But Saturday night in Cincinnati, the city that gave America Herb Tarlek, Bob Huggins and Pete Rose, wasn't just any insurance seminar. It was more than the arrival of the Patriots on the shores of the Ohio River for the first time since Drew Bledsoe was quarterback. It was The Return of Corey Dillon, a man who wanted out of town so badly he told reporters he would rather flip burgers than play for the Bengals. He ripped his teammates on national television, and tossed his gear into the stands after the final game of the 2003 season. This was a storyline straight out of the WWE, a script Vince McMahon would have killed for.

And playing the role of heel was Dillon. The former Bengal was booed by the handful of folks who were in the stands almost two hours before the game when he came out to warm up. He then spoke briefly with running backs coach Jim Anderson.

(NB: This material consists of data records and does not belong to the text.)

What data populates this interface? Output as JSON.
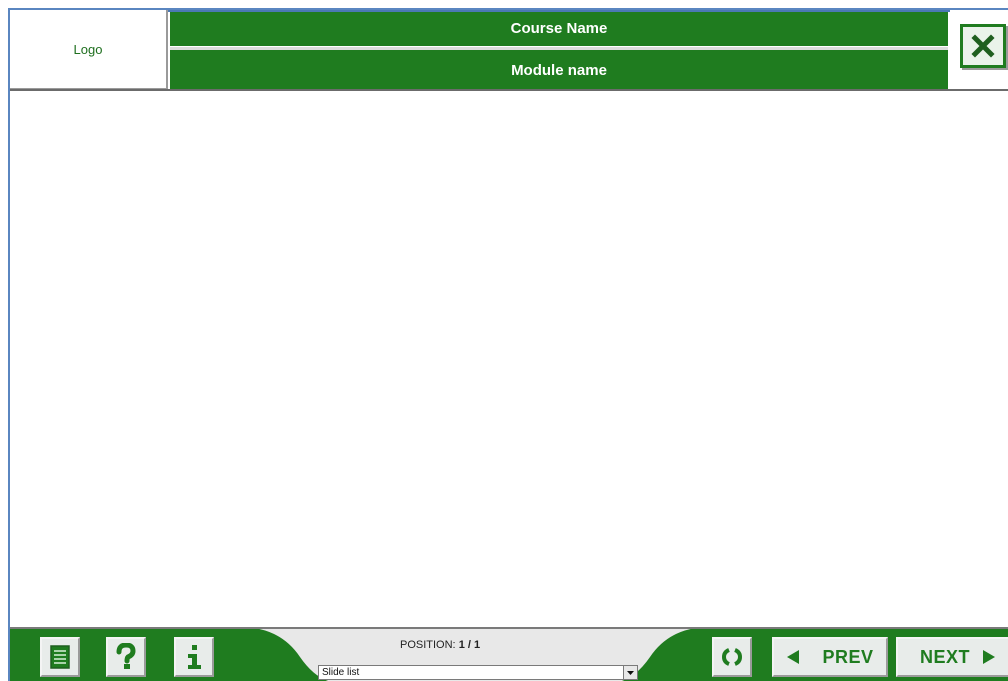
{
  "header": {
    "logo_text": "Logo",
    "course_name": "Course Name",
    "module_name": "Module name"
  },
  "footer": {
    "position_label": "POSITION:",
    "position_value": "1 / 1",
    "slide_list": {
      "selected": "Slide list"
    },
    "prev_label": "PREV",
    "next_label": "NEXT"
  },
  "icons": {
    "close": "close-icon",
    "table_of_contents": "list-icon",
    "help": "question-icon",
    "info": "info-icon",
    "replay": "replay-icon",
    "prev": "arrow-left-icon",
    "next": "arrow-right-icon"
  },
  "colors": {
    "accent": "#1f7c1f",
    "panel": "#e8e8e8",
    "frame": "#5a86c0"
  }
}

After the Dillon and Anderson hugged, wide receiver Chad Johnson approached and they engaged in what appeared to be pleasant conversation.

But that's where the pleasantries ended. He finished with just 31 yards on 11 carries as the boos rained down around him all night.

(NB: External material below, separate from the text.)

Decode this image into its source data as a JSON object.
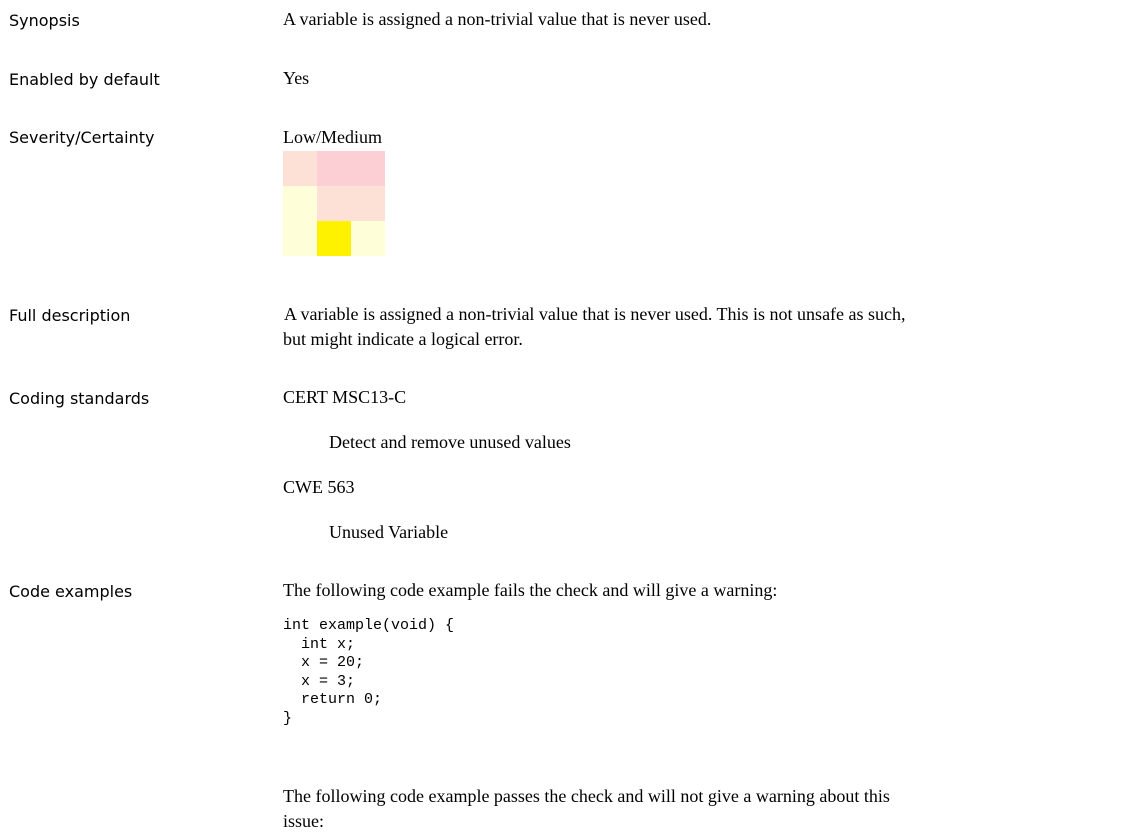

"I don't care about the crowd,” Dillon told reporters after the game. "Who cares? I'm happy and content where I am. Believe me, I'm more than happy. [The fans] can say whatever they want. They're not making plays on the field. So it's not an issue. Not with me.”

After the offense submitted a pair of three-and-outs right out of the gate, New England looked to click on its third possession of the game. On that drive, Dillon hauled in an eight-yard pass to take them down to the Cincinnati six-yard line, but he couldn't convert in a short-yardage situation, getting stuffed for a no-gain. Dan Klecko cleared the way for a three-yard gain and first down, but another pair of runs from the three resulted in no gains for Dillon, much to the delight of the Bengals' faithful. It capped a first-half from hell for Dillon, who had 10 yards on 7 carries. Meanwhile, Rudi Johnson, the man who replaced him, had 76 yards on 16 carries as Cincinnati rolled to a 28-3 lead.

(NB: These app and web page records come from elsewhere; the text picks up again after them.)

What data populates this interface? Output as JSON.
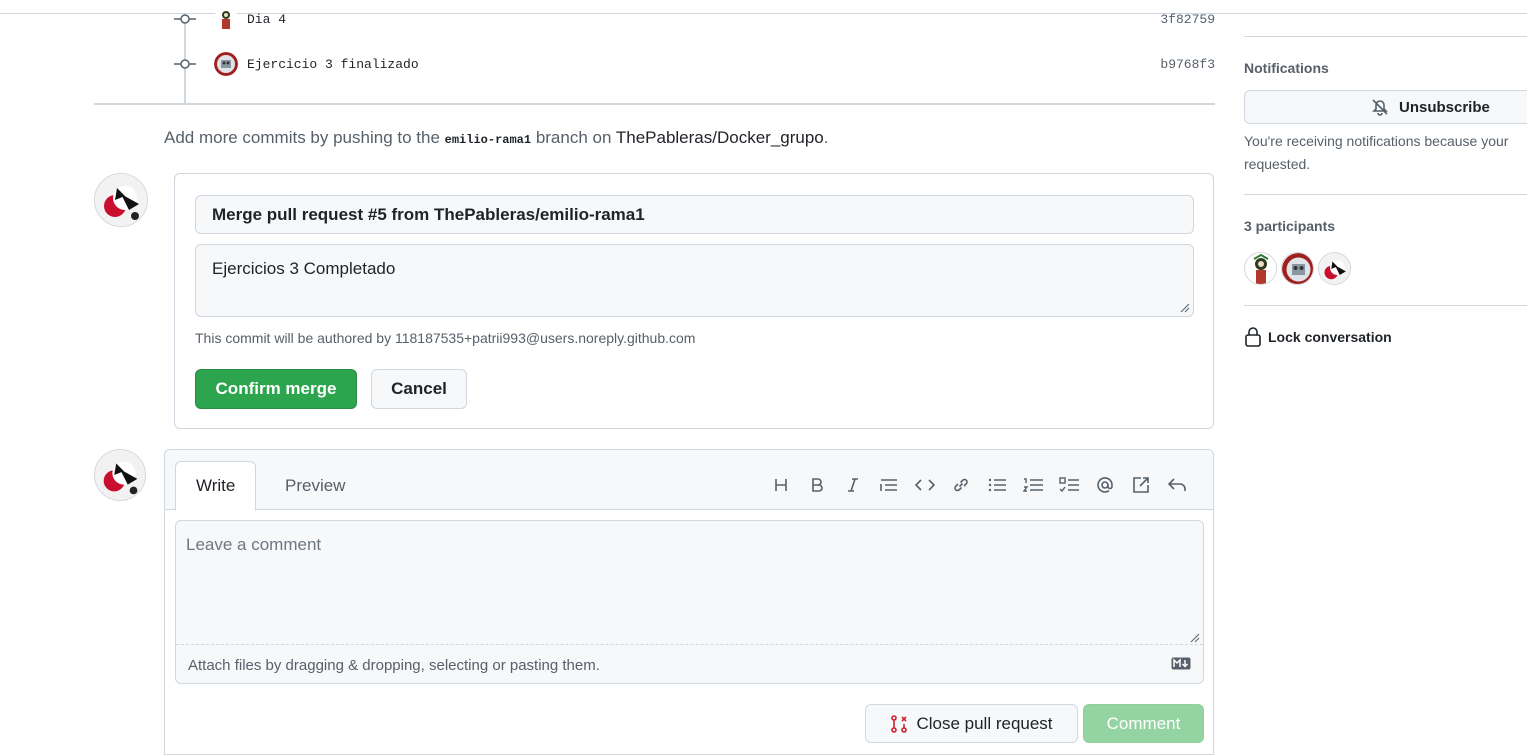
{
  "commits": [
    {
      "message": "Dia 4",
      "sha": "3f82759"
    },
    {
      "message": "Ejercicio 3 finalizado",
      "sha": "b9768f3"
    }
  ],
  "hint": {
    "prefix": "Add more commits by pushing to the",
    "branch": "emilio-rama1",
    "middle": "branch on",
    "repo": "ThePableras/Docker_grupo",
    "suffix": "."
  },
  "merge": {
    "title_value": "Merge pull request #5 from ThePableras/emilio-rama1",
    "body_value": "Ejercicios 3 Completado",
    "author_note": "This commit will be authored by 118187535+patrii993@users.noreply.github.com",
    "confirm_label": "Confirm merge",
    "cancel_label": "Cancel"
  },
  "comment": {
    "tab_write": "Write",
    "tab_preview": "Preview",
    "placeholder": "Leave a comment",
    "attach_text": "Attach files by dragging & dropping, selecting or pasting them.",
    "close_pr_label": "Close pull request",
    "comment_label": "Comment",
    "toolbar_icons": [
      "heading-icon",
      "bold-icon",
      "italic-icon",
      "quote-icon",
      "code-icon",
      "link-icon",
      "unordered-list-icon",
      "ordered-list-icon",
      "task-list-icon",
      "mention-icon",
      "cross-reference-icon",
      "reply-icon"
    ]
  },
  "sidebar": {
    "notifications_heading": "Notifications",
    "unsubscribe_label": "Unsubscribe",
    "notification_text_line1": "You're receiving notifications because your",
    "notification_text_line2": "requested.",
    "participants_heading": "3 participants",
    "lock_label": "Lock conversation"
  },
  "colors": {
    "confirm_green": "#2da44e",
    "comment_disabled_green": "#94d3a2",
    "close_pr_icon_red": "#cf222e"
  }
}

"The Bengals ... were outstanding in every phase of the game, and we didn't do much of anything,” Patriots Head Coach Bill Belichick said. "They played aggressive and they played well, and we didn't do any of those things.

"Obviously, we've got a lot of work to do.”

While Johnson was able to call it a night early on, Dillon stayed in the game in the second half while Rohan Davey replaced Tom Brady and the starting offensive line took a seat. Against the Cincinnati junior varsity, he appeared to be doing a better job in the second half. He had his longest run of the evening early in the third quarter, an 11-yard jaunt around left end. On the next drive, he also caught a nice little screen pass from Davey, picking up 15 yards. But that moment quickly turned sour when he put the ball on the ground. That pretty much put the wraps on the night for Dillon, who turned things over to Mike Cloud.

The whole evening, Dillon looked a lot like Roger Clemens when the Rocket returned to Fenway for the 1999 ALCS: a former local hero shaken and stirred by a less-than-pleasant homecoming committee. Afterward, Dillon did not try and sugarcoat his performance.

"[The Bengals] played well, extremely well," Dillon told reporters. "If you're looking for an excuse from me, you're not going to get it.”

Dillon can always circle Dec. 12 on his calendar. That's the date of the regular-season rematch between the two teams in Foxboro.

"I don't brush off the preseason. If we'd won, I'd be as happy as a tick on a dog, but we didn't,” Dillon said. "I'll worry about December 12 when December 12 comes.”

Christopher Price covers the Patriots for Boston Metro and He can be reached at [email protected].